Sun Microsystems has revealed it is working on a server designed to enable faster and more expansive online game play. The company’s goal is to create a dedicated server that can allow far more online gamers to play the same game at the same time.
Using traditional business servers, gaming companies currently must divide game players into segments, or shards, to allow them all to take part without bogging down or crashing machines. Online gamers have been clamoring for a solution to that problem, according to industry watchers.
Sun said it will demonstrate a prototype of its new game server, which uses Java and Solaris as well as proprietary technology from partner firms, at this week’s Game Developers conference in San Jose, California.
Meanwhile, a continent away, Sun is flooding the CTIA Wireless conference in Atlanta, Georgia, with product and partnership announcements that underscore the company’s intention to play a role in that emerging sector. The company’s new initiatives are aimed at capturing more of the wireless network market.
Among the wireless rollouts is a service program aimed at network equipment providers that sell to wireless carriers, a market Sun says is worth some US$29 billion each year. The so-called Lifecycle Services Program is meant to streamline the process of purchasing and integrating new software and hardware, making it easier for equipment providers to focus on development.
“This announcement puts Sun at an even higher strategic level within the wireless infrastructure business,” said Sun senior vice president Marge Breya.
Sun also announced a partnership with Research In Motion to develop Java-based Web services tools for enterprise customers who use RIM’s BlackBerry handheld e-mail device, plus a deal with Pronto Networks, with which Sun will build and market theiForce WiFi appliance aimed at enabling fast rollout of mid-size public wireless access networks.
Sun’s moves come at a time when the company is eager to right itself after taking a battering on Wall Street.

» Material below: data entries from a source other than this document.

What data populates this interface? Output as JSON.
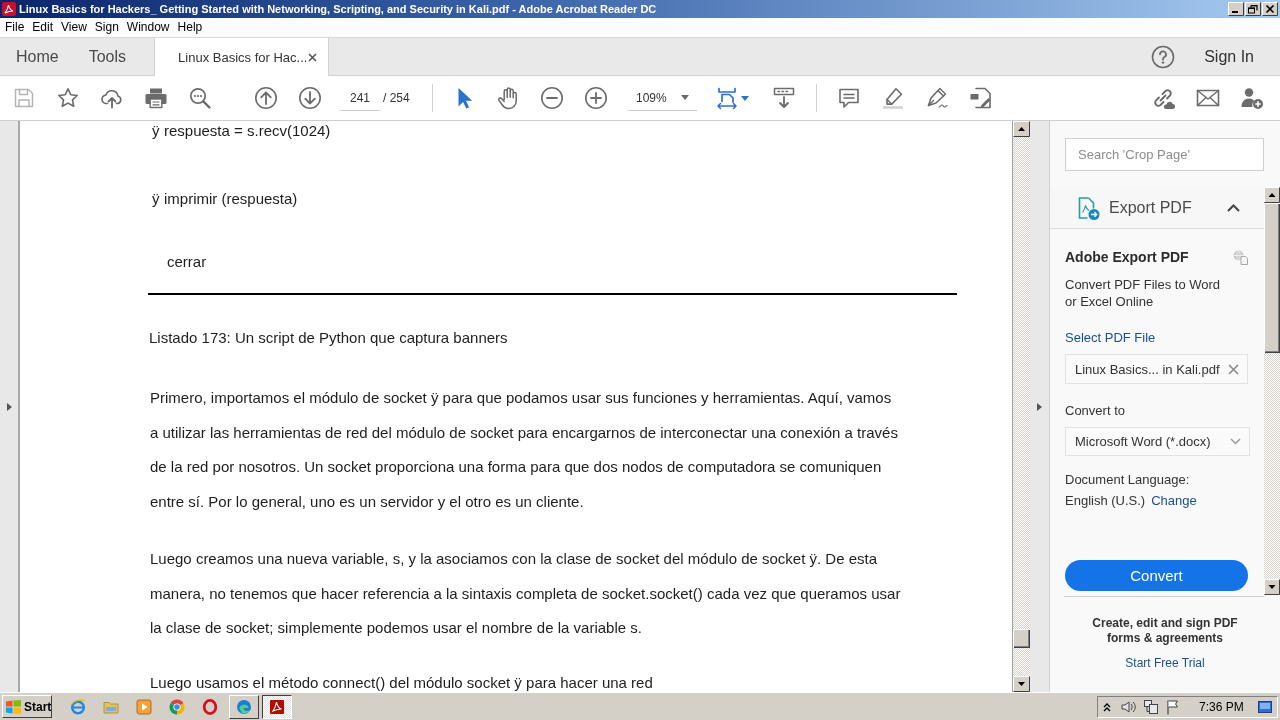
{
  "window": {
    "title": "Linux Basics for Hackers_ Getting Started with Networking, Scripting, and Security in Kali.pdf - Adobe Acrobat Reader DC"
  },
  "menu": [
    "File",
    "Edit",
    "View",
    "Sign",
    "Window",
    "Help"
  ],
  "tabs": [
    {
      "label": "Home",
      "kind": "page",
      "selected": false
    },
    {
      "label": "Tools",
      "kind": "page",
      "selected": false
    },
    {
      "label": "Linux Basics for Hac...",
      "kind": "document",
      "selected": true
    }
  ],
  "account": {
    "sign_in": "Sign In"
  },
  "toolbar": {
    "page_field": {
      "value": "241"
    },
    "page_count": "/ 254",
    "zoom_field": {
      "value": "109%"
    },
    "tools": [
      {
        "kind": "select",
        "selected": true
      },
      {
        "kind": "hand",
        "selected": false
      },
      {
        "kind": "page-fit",
        "selected": true
      }
    ]
  },
  "document": {
    "code_lines": [
      {
        "marker": "ÿ",
        "text": "respuesta = s.recv(1024)"
      },
      {
        "marker": "ÿ",
        "text": "imprimir (respuesta)"
      },
      {
        "text": "cerrar"
      }
    ],
    "caption": "Listado 173: Un script de Python que captura banners",
    "paragraphs": [
      {
        "lines": [
          "Primero, importamos el módulo de socket ÿ para que podamos usar sus funciones y herramientas. Aquí, vamos",
          "a utilizar las herramientas de red del módulo de socket para encargarnos de interconectar una conexión a través",
          "de la red por nosotros. Un socket proporciona una forma para que dos nodos de computadora se comuniquen",
          "entre sí. Por lo general, uno es un servidor y el otro es un cliente."
        ]
      },
      {
        "lines": [
          "Luego creamos una nueva variable, s, y la asociamos con la clase de socket del módulo de socket ÿ. De esta",
          "manera, no tenemos que hacer referencia a la sintaxis completa de socket.socket() cada vez que queramos usar",
          "la clase de socket; simplemente podemos usar el nombre de la variable s."
        ]
      },
      {
        "lines": [
          "Luego usamos el método connect() del módulo socket ÿ para hacer una red"
        ]
      }
    ]
  },
  "side_panel": {
    "search": {
      "placeholder": "Search 'Crop Page'"
    },
    "tool_header": {
      "title": "Export PDF",
      "expanded": true
    },
    "section_title": "Adobe Export PDF",
    "description_lines": [
      "Convert PDF Files to Word",
      "or Excel Online"
    ],
    "select_file_link": "Select PDF File",
    "file_field": {
      "value": "Linux Basics... in Kali.pdf"
    },
    "convert_to_label": "Convert to",
    "format_dropdown": {
      "value": "Microsoft Word (*.docx)"
    },
    "language_label": "Document Language:",
    "language": "English (U.S.)",
    "change_link": "Change",
    "convert_button": "Convert",
    "promo": {
      "lines": [
        "Create, edit and sign PDF",
        "forms & agreements"
      ],
      "link": "Start Free Trial"
    }
  },
  "taskbar": {
    "start": "Start",
    "windows": [
      {
        "kind": "wave",
        "selected": false
      },
      {
        "kind": "pdf",
        "selected": true
      }
    ],
    "clock": "7:36 PM"
  }
}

A couple of weeks ago, Standard & Poor’s downgraded Sun’s bonds to its highest junk-bond rating, saying prospects were not good for the company to return to consistent profitability in the near future.

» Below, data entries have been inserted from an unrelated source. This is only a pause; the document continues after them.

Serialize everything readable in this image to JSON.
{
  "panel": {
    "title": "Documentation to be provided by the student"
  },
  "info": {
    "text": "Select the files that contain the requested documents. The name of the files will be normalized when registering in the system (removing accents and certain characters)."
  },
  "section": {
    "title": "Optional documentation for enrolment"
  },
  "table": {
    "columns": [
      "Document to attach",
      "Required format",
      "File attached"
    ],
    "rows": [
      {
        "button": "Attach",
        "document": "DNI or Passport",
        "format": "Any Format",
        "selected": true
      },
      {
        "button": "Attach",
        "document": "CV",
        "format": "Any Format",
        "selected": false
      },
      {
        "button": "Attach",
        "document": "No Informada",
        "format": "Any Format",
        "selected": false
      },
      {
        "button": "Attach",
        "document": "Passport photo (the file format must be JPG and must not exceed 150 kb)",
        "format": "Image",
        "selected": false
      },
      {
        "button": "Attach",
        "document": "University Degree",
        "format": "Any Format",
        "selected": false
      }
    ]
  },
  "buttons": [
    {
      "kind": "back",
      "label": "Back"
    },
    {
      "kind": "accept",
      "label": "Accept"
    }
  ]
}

A few days later, some high-profile Wall Street analysts also lowered their ratings on Sun’s stock, citing the same concerns that Sun would not rebound as quickly from the tech recession as some of its counterparts.
Gartner analyst Daryl Plummer told the E-Commerce Times that, with its latest moves, Sun is seeking to harness the growth potential of the wireless and gaming markets, where it already has a strong customer base and a solid reputation.

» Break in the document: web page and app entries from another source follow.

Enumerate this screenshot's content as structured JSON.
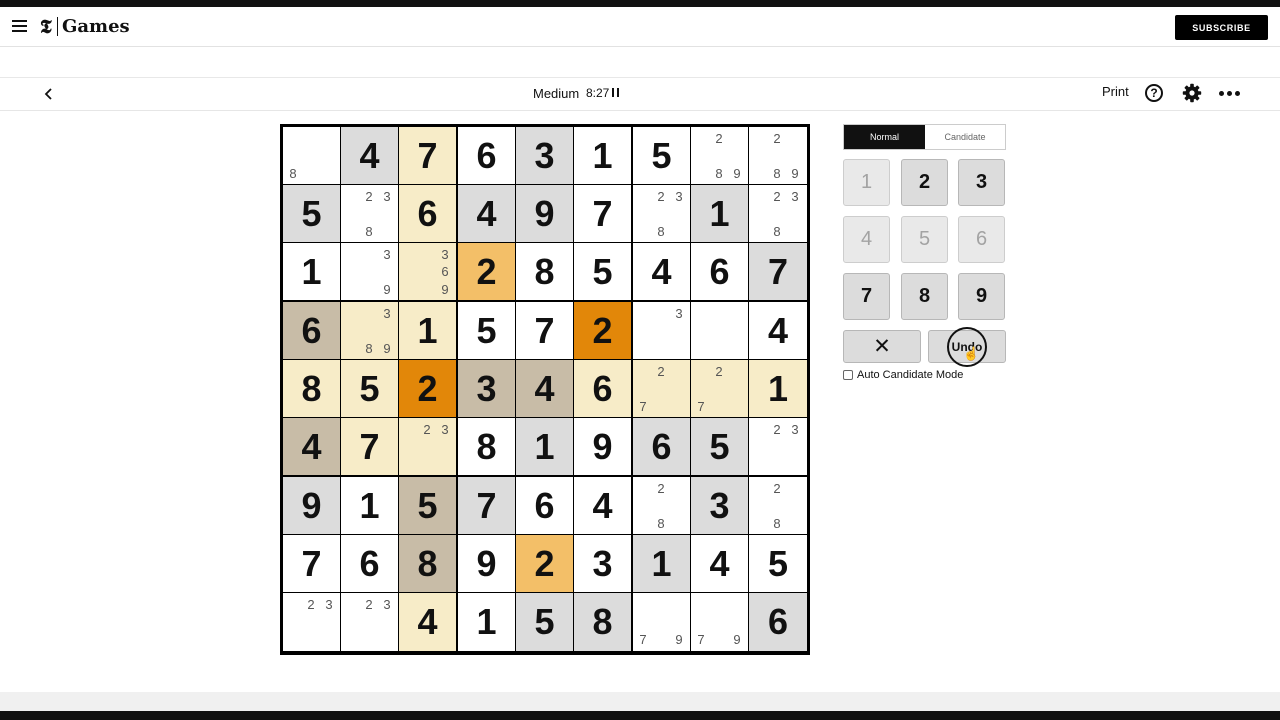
{
  "header": {
    "menu_icon": "hamburger-icon",
    "logo_mark": "𝕿",
    "brand": "Games",
    "subscribe": "SUBSCRIBE"
  },
  "toolbar": {
    "back_icon": "chevron-left-icon",
    "difficulty": "Medium",
    "timer": "8:27",
    "pause_icon": "pause-icon",
    "print": "Print",
    "help": "?",
    "help_icon": "help-circle-icon",
    "settings_icon": "gear-icon",
    "more_icon": "more-horizontal-icon"
  },
  "colors": {
    "grid": "#000000",
    "white": "#ffffff",
    "grey": "#dcdcdc",
    "cream": "#f7ecc8",
    "taupe": "#c8bca7",
    "light_orange": "#f3bf68",
    "dark_orange": "#e28709"
  },
  "board": {
    "cells": [
      [
        {
          "value": "",
          "bg": "white",
          "cands": [
            {
              "d": "8",
              "pos": "bottom-left"
            }
          ]
        },
        {
          "value": "4",
          "bg": "grey"
        },
        {
          "value": "7",
          "bg": "cream"
        },
        {
          "value": "6",
          "bg": "white"
        },
        {
          "value": "3",
          "bg": "grey"
        },
        {
          "value": "1",
          "bg": "white"
        },
        {
          "value": "5",
          "bg": "white"
        },
        {
          "value": "",
          "bg": "white",
          "cands": [
            {
              "d": "2",
              "pos": "top-center"
            },
            {
              "d": "8",
              "pos": "bottom-center"
            },
            {
              "d": "9",
              "pos": "bottom-right"
            }
          ]
        },
        {
          "value": "",
          "bg": "white",
          "cands": [
            {
              "d": "2",
              "pos": "top-center"
            },
            {
              "d": "8",
              "pos": "bottom-center"
            },
            {
              "d": "9",
              "pos": "bottom-right"
            }
          ]
        }
      ],
      [
        {
          "value": "5",
          "bg": "grey"
        },
        {
          "value": "",
          "bg": "white",
          "cands": [
            {
              "d": "2",
              "pos": "top-center"
            },
            {
              "d": "3",
              "pos": "top-right"
            },
            {
              "d": "8",
              "pos": "bottom-center"
            }
          ]
        },
        {
          "value": "6",
          "bg": "cream"
        },
        {
          "value": "4",
          "bg": "grey"
        },
        {
          "value": "9",
          "bg": "grey"
        },
        {
          "value": "7",
          "bg": "white"
        },
        {
          "value": "",
          "bg": "white",
          "cands": [
            {
              "d": "2",
              "pos": "top-center"
            },
            {
              "d": "3",
              "pos": "top-right"
            },
            {
              "d": "8",
              "pos": "bottom-center"
            }
          ]
        },
        {
          "value": "1",
          "bg": "grey"
        },
        {
          "value": "",
          "bg": "white",
          "cands": [
            {
              "d": "2",
              "pos": "top-center"
            },
            {
              "d": "3",
              "pos": "top-right"
            },
            {
              "d": "8",
              "pos": "bottom-center"
            }
          ]
        }
      ],
      [
        {
          "value": "1",
          "bg": "white"
        },
        {
          "value": "",
          "bg": "white",
          "cands": [
            {
              "d": "3",
              "pos": "top-right"
            },
            {
              "d": "9",
              "pos": "bottom-right"
            }
          ]
        },
        {
          "value": "",
          "bg": "cream",
          "cands": [
            {
              "d": "3",
              "pos": "top-right"
            },
            {
              "d": "6",
              "pos": "middle-right"
            },
            {
              "d": "9",
              "pos": "bottom-right"
            }
          ]
        },
        {
          "value": "2",
          "bg": "light_orange"
        },
        {
          "value": "8",
          "bg": "white"
        },
        {
          "value": "5",
          "bg": "white"
        },
        {
          "value": "4",
          "bg": "white"
        },
        {
          "value": "6",
          "bg": "white"
        },
        {
          "value": "7",
          "bg": "grey"
        }
      ],
      [
        {
          "value": "6",
          "bg": "taupe"
        },
        {
          "value": "",
          "bg": "cream",
          "cands": [
            {
              "d": "3",
              "pos": "top-right"
            },
            {
              "d": "8",
              "pos": "bottom-center"
            },
            {
              "d": "9",
              "pos": "bottom-right"
            }
          ]
        },
        {
          "value": "1",
          "bg": "cream"
        },
        {
          "value": "5",
          "bg": "white"
        },
        {
          "value": "7",
          "bg": "white"
        },
        {
          "value": "2",
          "bg": "dark_orange"
        },
        {
          "value": "",
          "bg": "white",
          "cands": [
            {
              "d": "3",
              "pos": "top-right"
            }
          ]
        },
        {
          "value": "",
          "bg": "white"
        },
        {
          "value": "4",
          "bg": "white"
        }
      ],
      [
        {
          "value": "8",
          "bg": "cream"
        },
        {
          "value": "5",
          "bg": "cream"
        },
        {
          "value": "2",
          "bg": "dark_orange"
        },
        {
          "value": "3",
          "bg": "taupe"
        },
        {
          "value": "4",
          "bg": "taupe"
        },
        {
          "value": "6",
          "bg": "cream"
        },
        {
          "value": "",
          "bg": "cream",
          "cands": [
            {
              "d": "2",
              "pos": "top-center"
            },
            {
              "d": "7",
              "pos": "bottom-left"
            }
          ]
        },
        {
          "value": "",
          "bg": "cream",
          "cands": [
            {
              "d": "2",
              "pos": "top-center"
            },
            {
              "d": "7",
              "pos": "bottom-left"
            }
          ]
        },
        {
          "value": "1",
          "bg": "cream"
        }
      ],
      [
        {
          "value": "4",
          "bg": "taupe"
        },
        {
          "value": "7",
          "bg": "cream"
        },
        {
          "value": "",
          "bg": "cream",
          "cands": [
            {
              "d": "2",
              "pos": "top-center"
            },
            {
              "d": "3",
              "pos": "top-right"
            }
          ]
        },
        {
          "value": "8",
          "bg": "white"
        },
        {
          "value": "1",
          "bg": "grey"
        },
        {
          "value": "9",
          "bg": "white"
        },
        {
          "value": "6",
          "bg": "grey"
        },
        {
          "value": "5",
          "bg": "grey"
        },
        {
          "value": "",
          "bg": "white",
          "cands": [
            {
              "d": "2",
              "pos": "top-center"
            },
            {
              "d": "3",
              "pos": "top-right"
            }
          ]
        }
      ],
      [
        {
          "value": "9",
          "bg": "grey"
        },
        {
          "value": "1",
          "bg": "white"
        },
        {
          "value": "5",
          "bg": "taupe"
        },
        {
          "value": "7",
          "bg": "grey"
        },
        {
          "value": "6",
          "bg": "white"
        },
        {
          "value": "4",
          "bg": "white"
        },
        {
          "value": "",
          "bg": "white",
          "cands": [
            {
              "d": "2",
              "pos": "top-center"
            },
            {
              "d": "8",
              "pos": "bottom-center"
            }
          ]
        },
        {
          "value": "3",
          "bg": "grey"
        },
        {
          "value": "",
          "bg": "white",
          "cands": [
            {
              "d": "2",
              "pos": "top-center"
            },
            {
              "d": "8",
              "pos": "bottom-center"
            }
          ]
        }
      ],
      [
        {
          "value": "7",
          "bg": "white"
        },
        {
          "value": "6",
          "bg": "white"
        },
        {
          "value": "8",
          "bg": "taupe"
        },
        {
          "value": "9",
          "bg": "white"
        },
        {
          "value": "2",
          "bg": "light_orange"
        },
        {
          "value": "3",
          "bg": "white"
        },
        {
          "value": "1",
          "bg": "grey"
        },
        {
          "value": "4",
          "bg": "white"
        },
        {
          "value": "5",
          "bg": "white"
        }
      ],
      [
        {
          "value": "",
          "bg": "white",
          "cands": [
            {
              "d": "2",
              "pos": "top-center"
            },
            {
              "d": "3",
              "pos": "top-right"
            }
          ]
        },
        {
          "value": "",
          "bg": "white",
          "cands": [
            {
              "d": "2",
              "pos": "top-center"
            },
            {
              "d": "3",
              "pos": "top-right"
            }
          ]
        },
        {
          "value": "4",
          "bg": "cream"
        },
        {
          "value": "1",
          "bg": "white"
        },
        {
          "value": "5",
          "bg": "grey"
        },
        {
          "value": "8",
          "bg": "grey"
        },
        {
          "value": "",
          "bg": "white",
          "cands": [
            {
              "d": "7",
              "pos": "bottom-left"
            },
            {
              "d": "9",
              "pos": "bottom-right"
            }
          ]
        },
        {
          "value": "",
          "bg": "white",
          "cands": [
            {
              "d": "7",
              "pos": "bottom-left"
            },
            {
              "d": "9",
              "pos": "bottom-right"
            }
          ]
        },
        {
          "value": "6",
          "bg": "grey"
        }
      ]
    ]
  },
  "controls": {
    "mode_normal": "Normal",
    "mode_candidate": "Candidate",
    "active_mode": "Normal",
    "keys": [
      {
        "label": "1",
        "disabled": true
      },
      {
        "label": "2",
        "disabled": false
      },
      {
        "label": "3",
        "disabled": false
      },
      {
        "label": "4",
        "disabled": true
      },
      {
        "label": "5",
        "disabled": true
      },
      {
        "label": "6",
        "disabled": true
      },
      {
        "label": "7",
        "disabled": false
      },
      {
        "label": "8",
        "disabled": false
      },
      {
        "label": "9",
        "disabled": false
      }
    ],
    "erase": "✕",
    "erase_icon": "close-icon",
    "undo": "Undo",
    "auto_candidate": "Auto Candidate Mode",
    "auto_candidate_checked": false
  }
}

“They want the best applications and solutions to be built on their foundation,” Plummer said. “If they can get that to happen, they’ll have much a much better outlook over the long term.”
Making a Stand
IDC vice president Jean Bozman agreed that Sun is looking for new ways to increase server sales — especially in the face of increasing competitive pressure from Dell and HP.
“These companies are really bumping against each other to get the big enterprise spend and now the medium-sized businesses as well,” Bozman told the E-Commerce Times. “The best way for them to find growth is to develop a niche that they can claim as their own.”
Sun’s existing relationships in the gaming and wireless fields could help it make a stand in that sector, Bozman added.
The wireless Internet access market alone could be a growth engine for Sun, which built its reputation on building similar wired networks during the first Internet boom. “This is familiar territory for them,” Gartner’s Plummer added.